Nice review, Zack, but I have to say, that's a lot of words to say nothing... I know your whole point is that there is not much to this show but could you please dive a bit more into it than that? You had two episodes' worth of content to do it and in the end I was more interested in the Stray Observations section than any of what came before 😕
I come at this series with essentially zero knowledge. I have not read the books nor watched the movies. So I actually don’t know where it’s going. As for my impression of the first 2 episodes, here goes:
1. Boy is this pretty.
2. Wait, what? Who? Where?
3. Okay, I am kind of understanding what’s going on.
4. Sometimes this show feels more like homework and also I am feeling a tad drowsy.
5. Oh, okay, dwarves. They seem fun.
6. Thanks for letting me know that the attacker in the house was an orc. That wasn’t spelled out.
7. Beautiful theme music. Ah, Howard Shore. (Fun fact: I enjoy listening to The Lord of the Rings film soundtrack music while never watching the movies.)
I think “it looks and sounds good, and some of the characters are fun” is enough to keep me coming back for more. I do think this recap and the comments are going to be helpful going forward!
I went in with pretty low expectations and am pleased to find I'm looking forward to the next episodes. The one thing I'm wondering about is when is it supposed to take place? I was looking at a time line for the 2nd age in the Appendix for ROTK , and it's not like Sauron made his Ring and then next year, bam, Gil Galad and Elendil were fighting him. This takes place over hundreds if not thousands of years, which isn't a problem for the elf characters, but I'm interested to see what it means for the harfoots/humans; is there going to be time jumps, etc?

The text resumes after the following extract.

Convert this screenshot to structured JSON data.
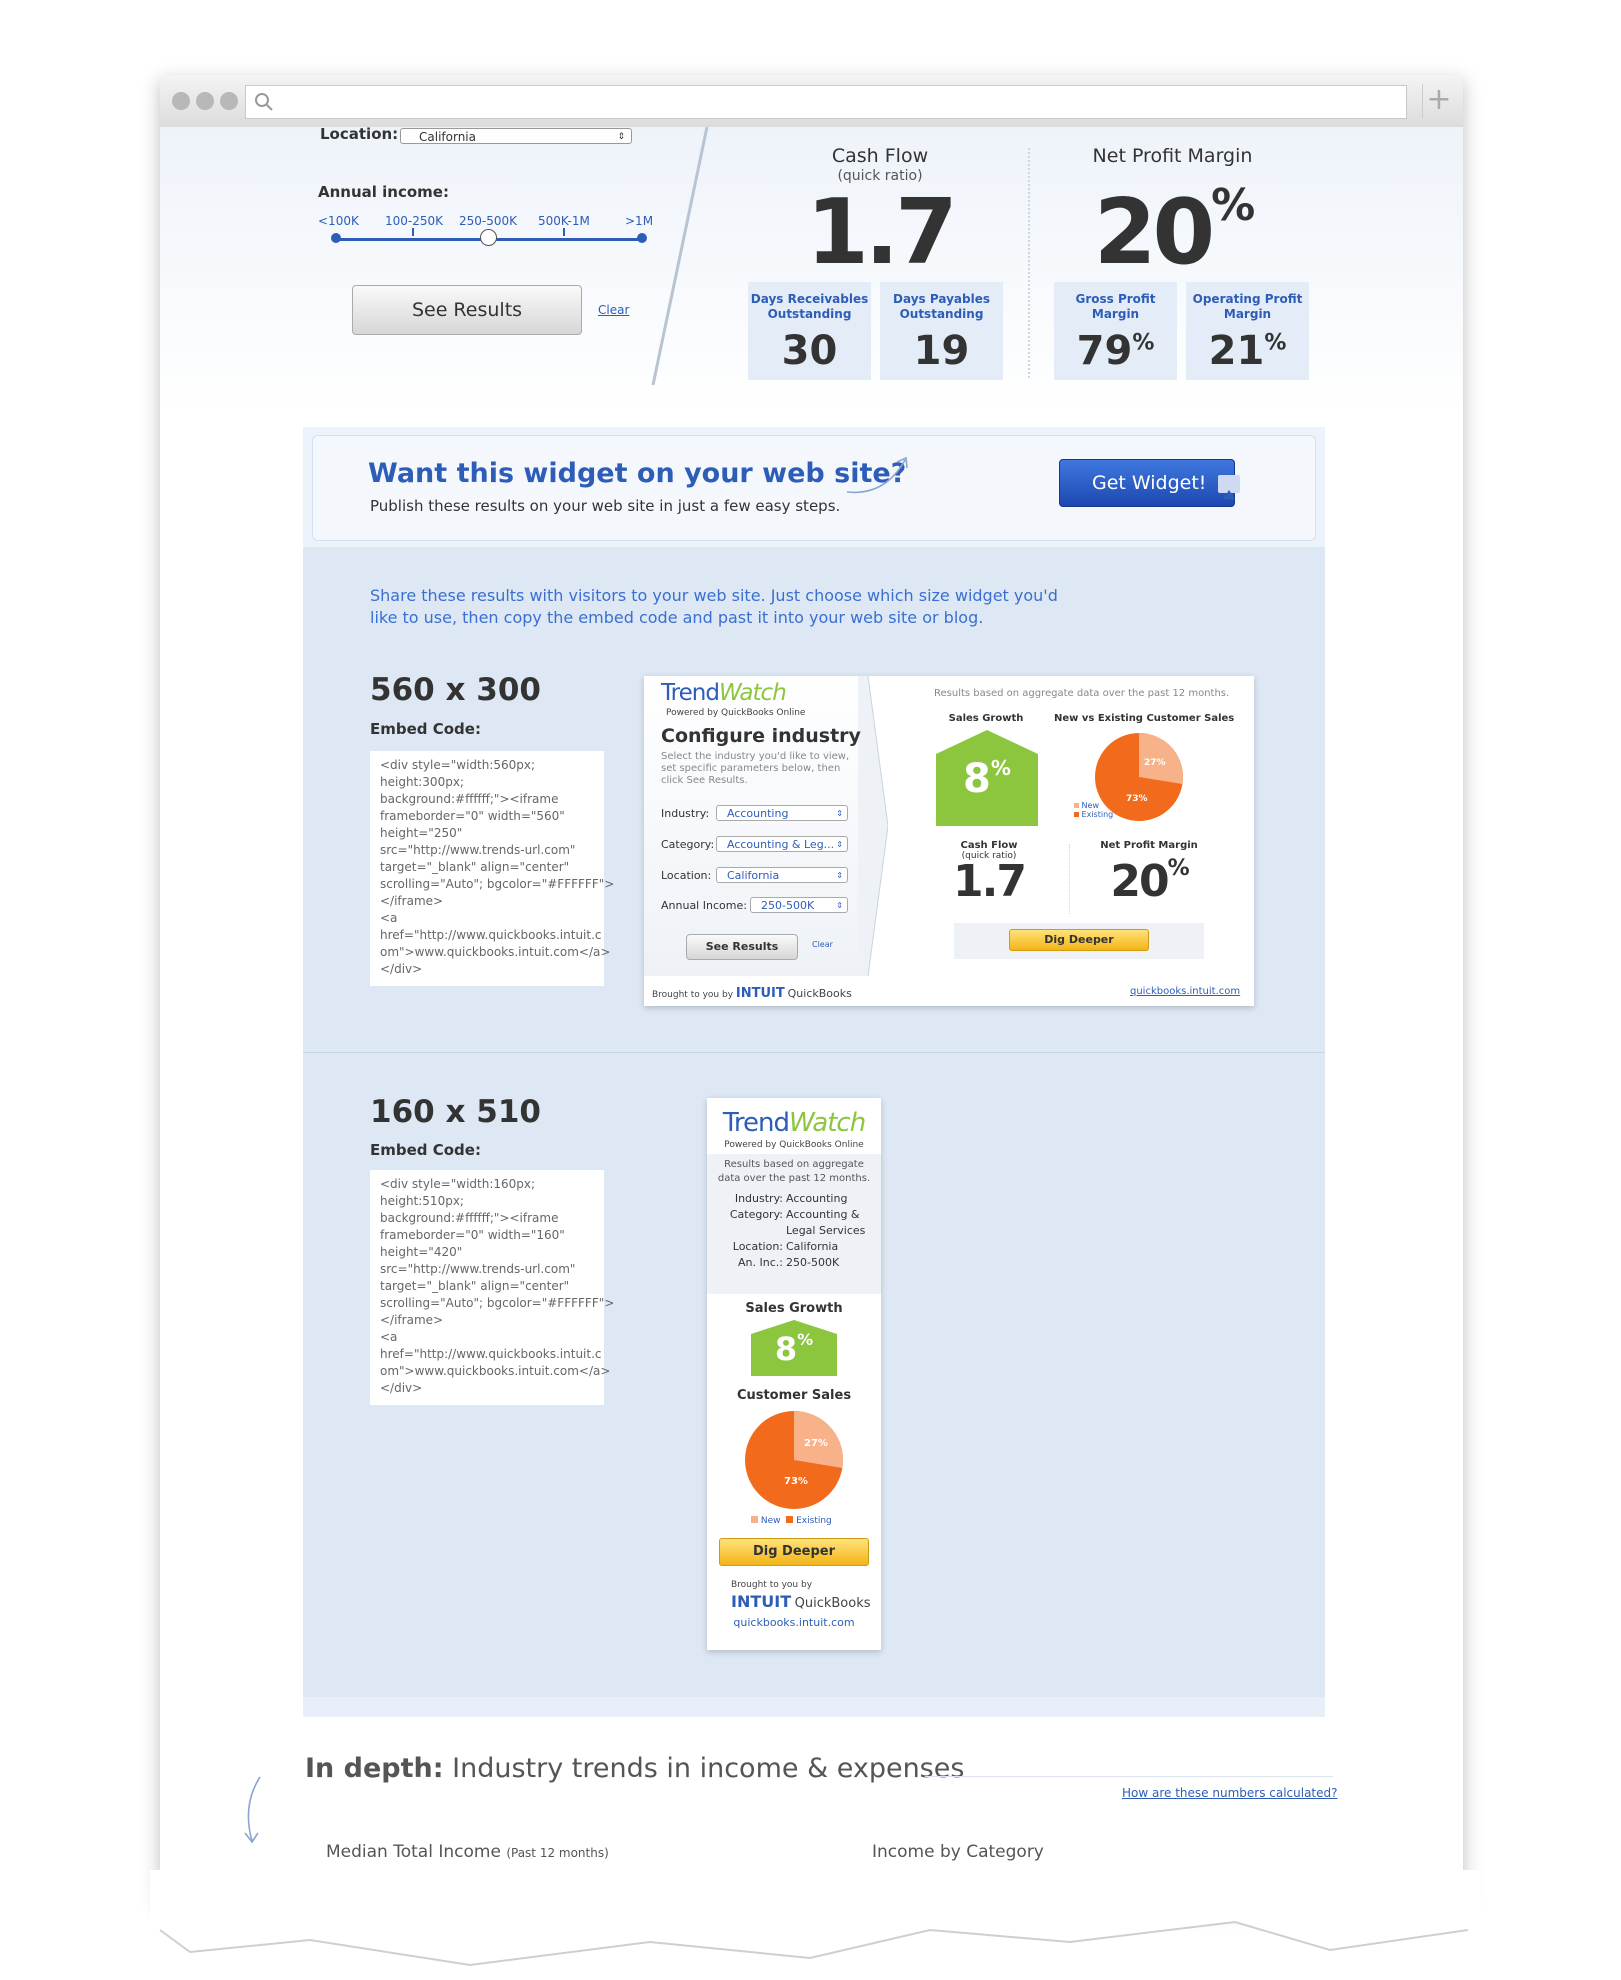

Review hits pretty much he same notes I felt watching this.
It feels strangely expositionary as a whole. I actually think there's some heart to some of the story beats but at other times it feels alienating (sometimes even within scenes).
World is crafted quite beautifully, really dense and cinematography is stunning. Feels like they are actually going for a wholly cinematic angle which I like. It seems very Jackson-inspired though at the same time I never read the original books (well only the 2nd when I was a kid) so not sure to what extent it is just Tolkien-esque aspects both adaptions are portraying.
The dwarves are my favorite part so far, the rest of the characters didn't register much with me yet.
I do think there's some real threads for the series to build on, I'm just not sure if the creators (or Jeff Bezos) care enough to stray from the path the series is currently on. I'll keep tuning in though, curious to see which direction the show will take.
Picking up on the second half of this: "it’s odd seeing the Gray Havens (aka Valinor) treated like a place where one goes and has a whole life and career and what not. I always read it as a metaphor for death. "
Yeah, that is more or less right. In LOTR, The Gray Havens is the end-station before you leave (Middle) Earth. But in the time period of this series, it was a vibrant kingdom and not yet a transit station.